Managers of institutions using the yield curve to enhance income are making an implied rate forecast. If long-term rates are higher than short-term rates, the market is predicting that rates will rise. Managers using short-term funding for long-term assets are betting that the market’s rate forecast is wrong. If rates rise, institutions will suffer a decline in both income and market value.
For the economist approach to work, rate forecasts have to be accurate more than 50% of the time. If rate forecast accuracy is less than 50%, managers in institutions employing the Economist’s approach will show less profit over the long haul.
The Farin & Parliment Retail/Wholesale Approach
The F&P approach recognizes that retail customers are risk-averse because most have no effective way of hedging their interest rate risk. How many ARM customers will see their salaries increase to cover their increased mortgage payments in a rising rate environment? The F&P approach also recognizes that retail customers are willing to pay a premium for what they consider to be desirable options (annual and lifetime caps, prepayment options, conversion options, early withdrawal options, etc.).

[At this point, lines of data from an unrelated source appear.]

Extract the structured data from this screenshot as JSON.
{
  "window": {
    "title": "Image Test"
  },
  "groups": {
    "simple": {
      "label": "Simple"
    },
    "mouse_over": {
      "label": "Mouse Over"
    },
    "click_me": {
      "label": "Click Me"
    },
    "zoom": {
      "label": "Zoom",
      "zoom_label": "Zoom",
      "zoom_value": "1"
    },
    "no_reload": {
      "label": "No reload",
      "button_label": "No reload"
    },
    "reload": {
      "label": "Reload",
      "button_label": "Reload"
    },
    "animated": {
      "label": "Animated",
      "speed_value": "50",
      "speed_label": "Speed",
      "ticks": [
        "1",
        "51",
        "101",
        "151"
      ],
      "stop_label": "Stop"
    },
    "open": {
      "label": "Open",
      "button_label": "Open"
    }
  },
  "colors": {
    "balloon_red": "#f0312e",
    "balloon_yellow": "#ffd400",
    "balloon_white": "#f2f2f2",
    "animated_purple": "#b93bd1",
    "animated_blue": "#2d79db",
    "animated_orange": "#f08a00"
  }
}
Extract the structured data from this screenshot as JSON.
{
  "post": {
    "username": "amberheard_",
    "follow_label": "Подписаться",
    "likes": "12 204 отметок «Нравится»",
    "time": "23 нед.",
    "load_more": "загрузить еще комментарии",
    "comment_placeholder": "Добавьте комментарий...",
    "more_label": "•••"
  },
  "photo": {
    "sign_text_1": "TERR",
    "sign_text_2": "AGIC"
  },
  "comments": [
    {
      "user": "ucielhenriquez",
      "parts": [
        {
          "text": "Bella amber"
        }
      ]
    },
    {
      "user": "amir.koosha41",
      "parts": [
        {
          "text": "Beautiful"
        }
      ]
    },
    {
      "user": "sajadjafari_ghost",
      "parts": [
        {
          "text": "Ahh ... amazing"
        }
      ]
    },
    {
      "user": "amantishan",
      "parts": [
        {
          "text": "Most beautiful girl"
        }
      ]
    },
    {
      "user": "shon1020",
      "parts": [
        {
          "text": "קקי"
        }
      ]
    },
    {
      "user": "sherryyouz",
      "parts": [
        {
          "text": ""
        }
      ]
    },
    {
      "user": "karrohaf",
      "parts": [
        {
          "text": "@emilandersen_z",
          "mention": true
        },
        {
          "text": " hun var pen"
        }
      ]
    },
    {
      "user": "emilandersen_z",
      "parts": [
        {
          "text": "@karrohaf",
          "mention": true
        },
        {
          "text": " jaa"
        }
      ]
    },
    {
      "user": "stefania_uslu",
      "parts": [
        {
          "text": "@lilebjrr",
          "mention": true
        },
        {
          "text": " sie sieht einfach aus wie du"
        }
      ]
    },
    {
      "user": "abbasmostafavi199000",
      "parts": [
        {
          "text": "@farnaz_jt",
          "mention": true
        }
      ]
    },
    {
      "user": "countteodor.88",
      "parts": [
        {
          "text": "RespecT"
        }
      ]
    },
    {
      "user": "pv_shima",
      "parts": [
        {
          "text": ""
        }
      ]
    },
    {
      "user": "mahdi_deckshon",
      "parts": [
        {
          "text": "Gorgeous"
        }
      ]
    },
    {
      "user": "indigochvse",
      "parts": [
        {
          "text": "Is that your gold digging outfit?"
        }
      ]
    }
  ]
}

With rates at the bottom of the cycle, loan customers, particularly nonconforming loan customers, are willing to pay a premium for fixed-rate loans. They need to be bribed heavily with rate, caps, and other incentives to accept adjustable rate loans. Retail deposit customers are often willing to accept treasury or sub-treasury rates on short-term CDs but require a significant premium over treasury before committing funds to long-term CDs.
Under the F&P approach, the institution’s managers accept all retail instruments that are well priced considering their risk characteristics. They accept fixed rate loans for portfolio purposes, especially nonconforming loans offering significant spreads over secondary market rates. They also accept short-term CDs and core deposits, as long as they can find them at sub-treasury rates. They don’t pay up for long-term CDs.
“But this is insane,” you say. “Long-term assets funded by short-term liabilities!” Let’s look at the rest of this approach. Those pursuing the F&P approach use pricing to control the level of short-term liabilities. They use the wholesale markets to offset the interest rate risk they are incurring in the retail markets. This may mean investing primarily in short-term securities to balance long-term loans. Using the F&P approach may also mean raising long-term funding to balance short-term deposits through wholesale market sources like FHLB advances. More sophisticated institutions may use instruments like interest rate swaps and caps.
The objective of the F&P strategy is not to bring interest rate risk to zero. Rather, the management team is attempting to maximize performance while keeping interest rate risk within its policy limits. Review the MCNB case in the previous issue. It compares a retail liability approach to the F&P approach for a $100 million institution. The results are startling.
To the extent managers employing the F&P approach take on interest rate risk and rates move in an adverse direction, declines in income and market value will occur. The damage is limited by setting and maintaining compliance with appropriate policy limits.